*Directions:*
Leaving out the images, please output every entry exactly as it appears.

(Collected data entries)
──────────

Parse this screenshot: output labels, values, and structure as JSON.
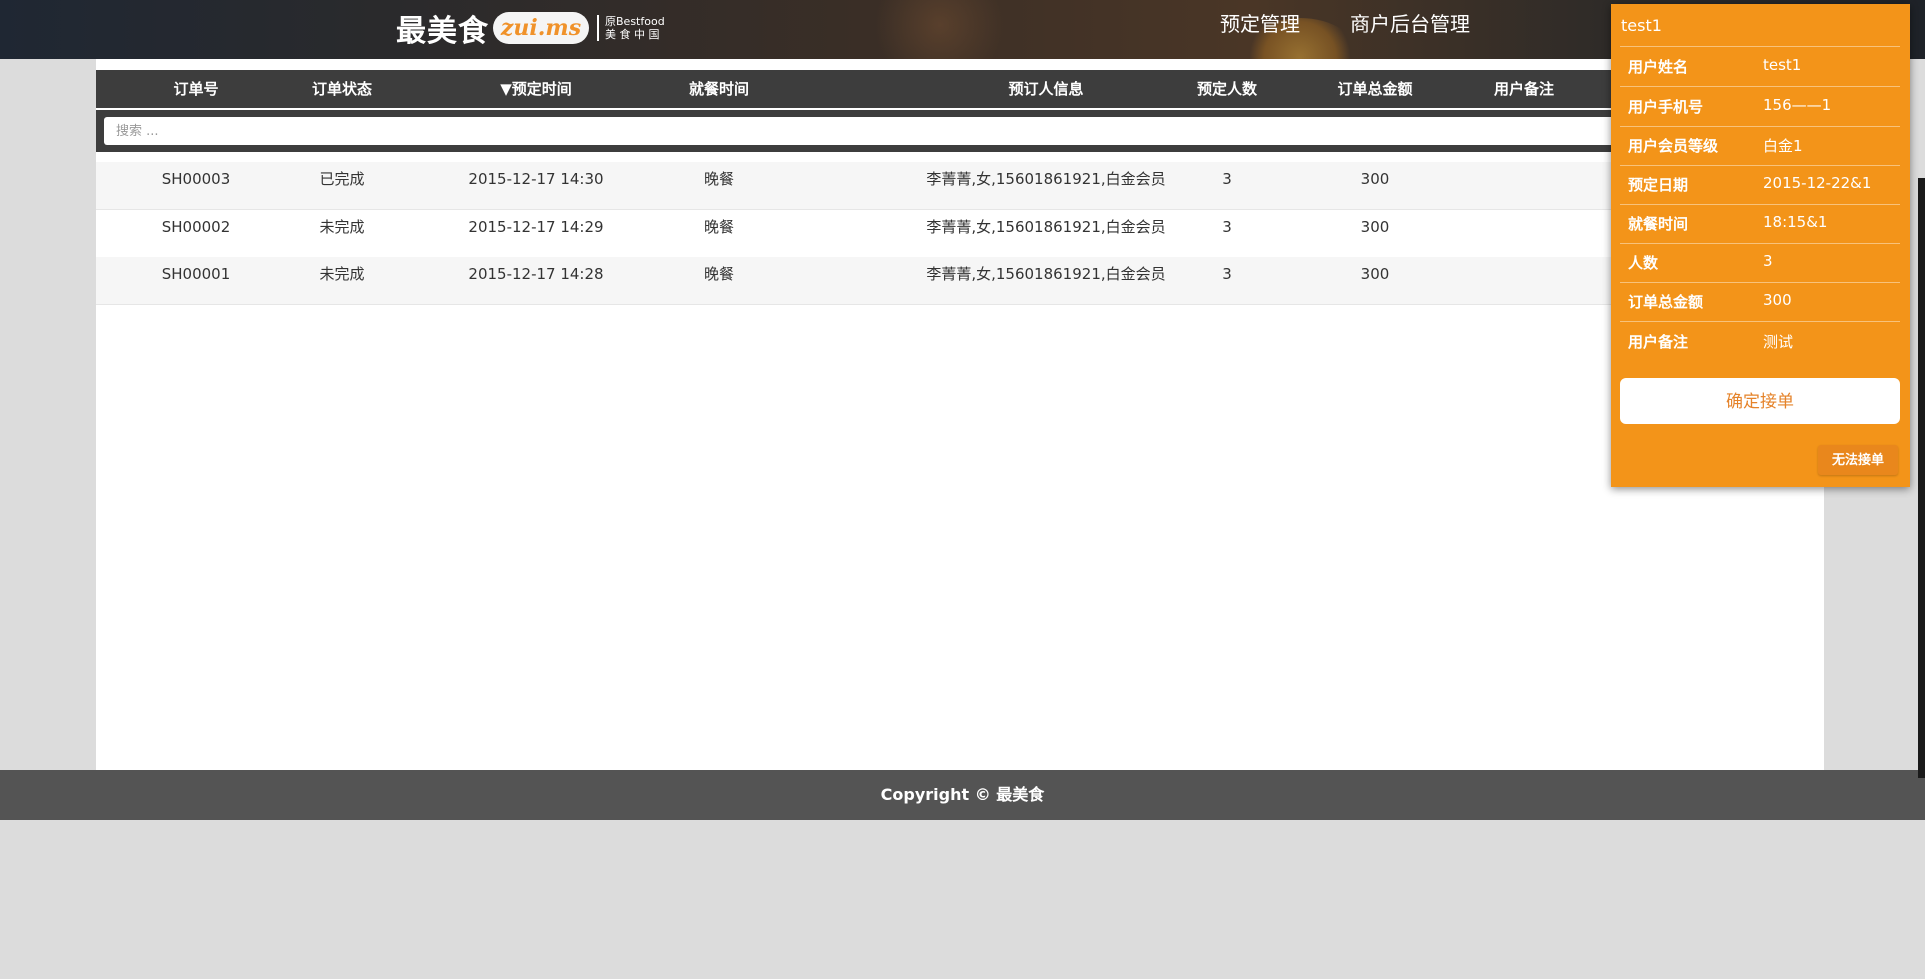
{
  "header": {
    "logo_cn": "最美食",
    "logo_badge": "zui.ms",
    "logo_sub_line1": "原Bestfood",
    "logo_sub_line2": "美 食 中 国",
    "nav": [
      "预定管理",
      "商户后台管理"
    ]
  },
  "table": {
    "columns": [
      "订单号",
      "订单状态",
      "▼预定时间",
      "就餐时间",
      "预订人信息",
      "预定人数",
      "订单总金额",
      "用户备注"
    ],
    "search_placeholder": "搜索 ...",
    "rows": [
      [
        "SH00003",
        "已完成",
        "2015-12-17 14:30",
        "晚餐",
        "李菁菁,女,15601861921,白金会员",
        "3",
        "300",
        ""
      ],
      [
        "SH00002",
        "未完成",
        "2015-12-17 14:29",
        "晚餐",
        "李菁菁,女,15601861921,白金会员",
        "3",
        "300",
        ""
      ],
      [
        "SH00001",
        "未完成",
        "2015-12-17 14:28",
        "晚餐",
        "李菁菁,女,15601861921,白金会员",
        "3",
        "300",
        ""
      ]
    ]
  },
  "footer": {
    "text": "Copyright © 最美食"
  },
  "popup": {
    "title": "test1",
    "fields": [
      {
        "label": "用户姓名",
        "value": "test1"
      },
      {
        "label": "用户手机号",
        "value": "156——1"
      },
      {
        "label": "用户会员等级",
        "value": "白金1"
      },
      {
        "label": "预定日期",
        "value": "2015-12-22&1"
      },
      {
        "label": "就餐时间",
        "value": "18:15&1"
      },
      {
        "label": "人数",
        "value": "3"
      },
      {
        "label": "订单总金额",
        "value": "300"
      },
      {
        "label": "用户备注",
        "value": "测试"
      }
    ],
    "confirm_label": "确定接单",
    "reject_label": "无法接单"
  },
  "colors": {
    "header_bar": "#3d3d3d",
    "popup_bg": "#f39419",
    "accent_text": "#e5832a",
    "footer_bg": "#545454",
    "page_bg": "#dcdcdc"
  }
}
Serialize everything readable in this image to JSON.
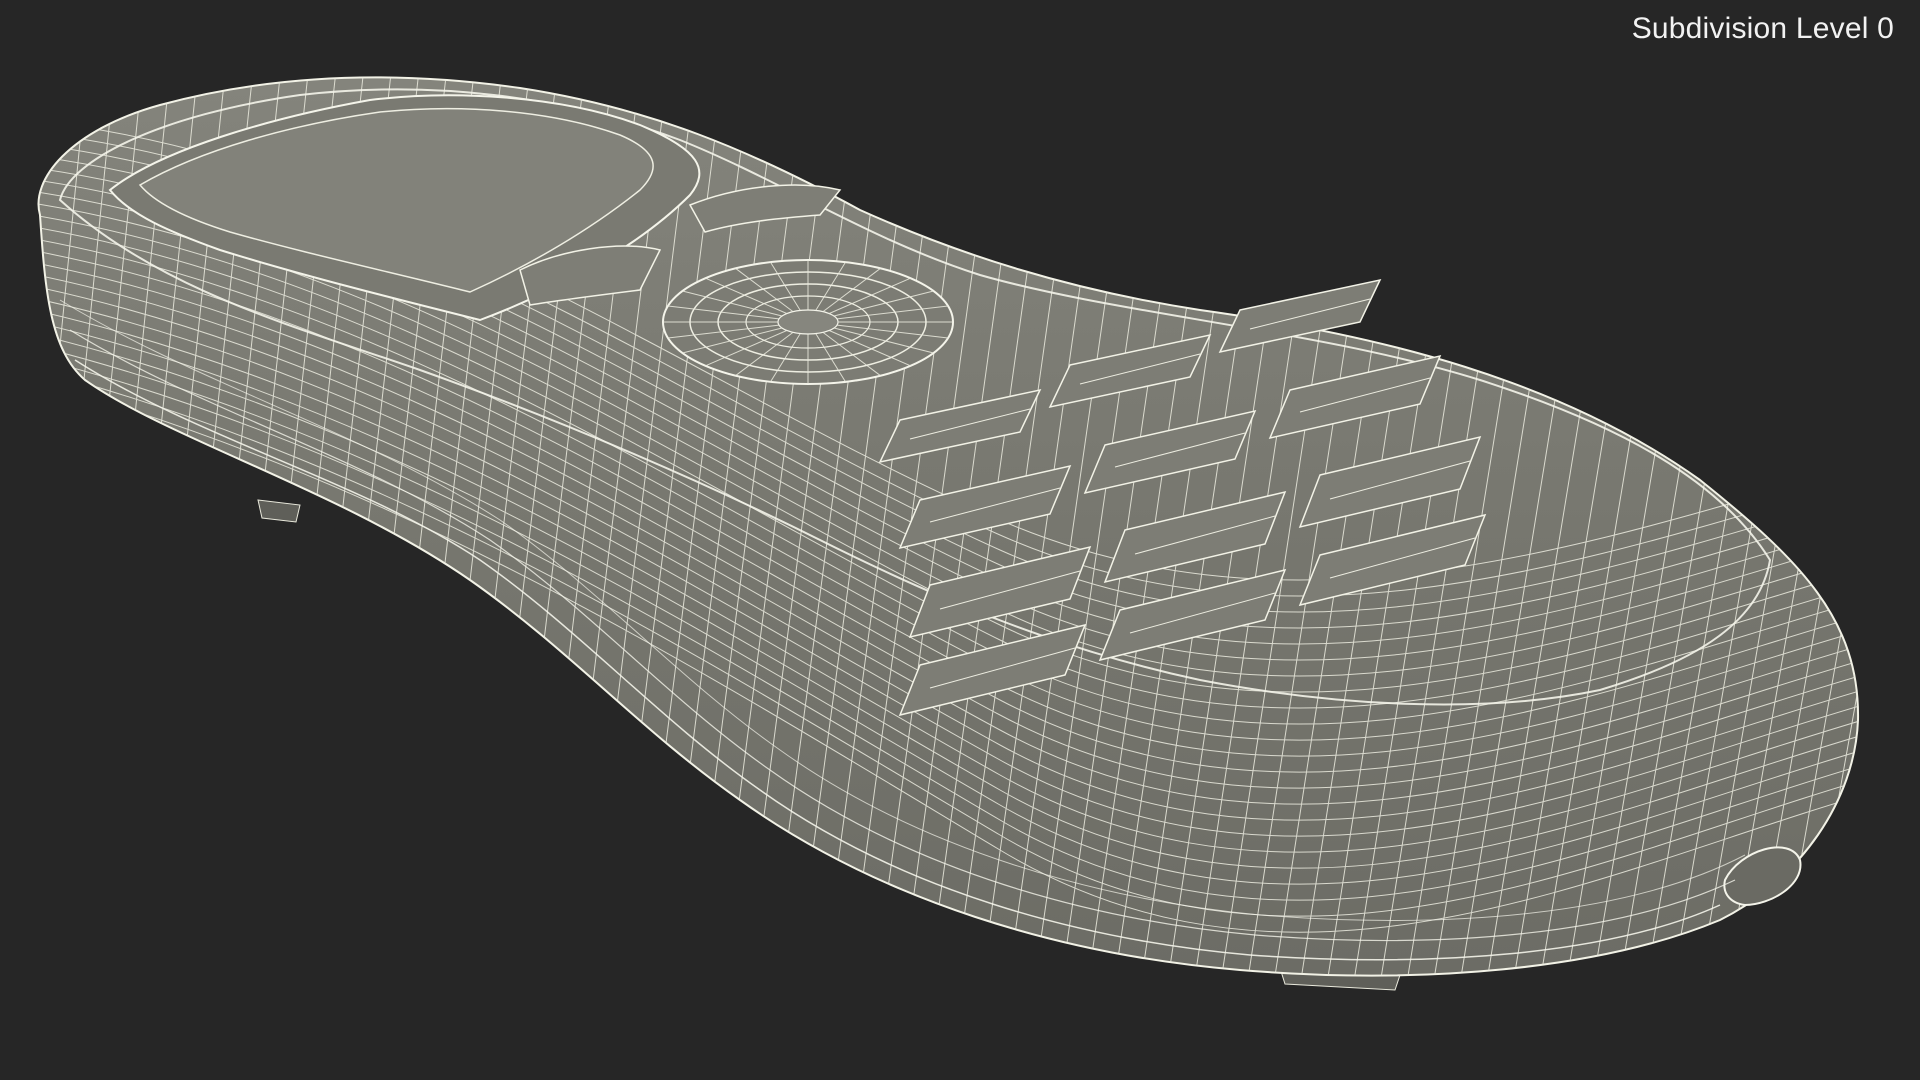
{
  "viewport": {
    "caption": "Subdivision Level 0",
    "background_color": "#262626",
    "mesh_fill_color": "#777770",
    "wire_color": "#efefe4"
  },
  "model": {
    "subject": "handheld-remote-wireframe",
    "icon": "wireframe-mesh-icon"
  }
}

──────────

*Exercise solution:*
Parse this screenshot: output labels, values, and structure as JSON.
{
  "header": {
    "logo_cn": "最美食",
    "logo_badge": "zui.ms",
    "logo_sub_line1": "原Bestfood",
    "logo_sub_line2": "美 食 中 国",
    "nav": [
      "预定管理",
      "商户后台管理"
    ]
  },
  "table": {
    "columns": [
      "订单号",
      "订单状态",
      "▼预定时间",
      "就餐时间",
      "预订人信息",
      "预定人数",
      "订单总金额",
      "用户备注"
    ],
    "search_placeholder": "搜索 ...",
    "rows": [
      [
        "SH00003",
        "已完成",
        "2015-12-17 14:30",
        "晚餐",
        "李菁菁,女,15601861921,白金会员",
        "3",
        "300",
        ""
      ],
      [
        "SH00002",
        "未完成",
        "2015-12-17 14:29",
        "晚餐",
        "李菁菁,女,15601861921,白金会员",
        "3",
        "300",
        ""
      ],
      [
        "SH00001",
        "未完成",
        "2015-12-17 14:28",
        "晚餐",
        "李菁菁,女,15601861921,白金会员",
        "3",
        "300",
        ""
      ]
    ]
  },
  "footer": {
    "text": "Copyright © 最美食"
  },
  "popup": {
    "title": "test1",
    "fields": [
      {
        "label": "用户姓名",
        "value": "test1"
      },
      {
        "label": "用户手机号",
        "value": "156——1"
      },
      {
        "label": "用户会员等级",
        "value": "白金1"
      },
      {
        "label": "预定日期",
        "value": "2015-12-22&1"
      },
      {
        "label": "就餐时间",
        "value": "18:15&1"
      },
      {
        "label": "人数",
        "value": "3"
      },
      {
        "label": "订单总金额",
        "value": "300"
      },
      {
        "label": "用户备注",
        "value": "测试"
      }
    ],
    "confirm_label": "确定接单",
    "reject_label": "无法接单"
  },
  "colors": {
    "header_bar": "#3d3d3d",
    "popup_bg": "#f39419",
    "accent_text": "#e5832a",
    "footer_bg": "#545454",
    "page_bg": "#dcdcdc"
  }
}
Serialize everything readable in this image to JSON.
{
  "viewport": {
    "caption": "Subdivision Level 0",
    "background_color": "#262626",
    "mesh_fill_color": "#777770",
    "wire_color": "#efefe4"
  },
  "model": {
    "subject": "handheld-remote-wireframe",
    "icon": "wireframe-mesh-icon"
  }
}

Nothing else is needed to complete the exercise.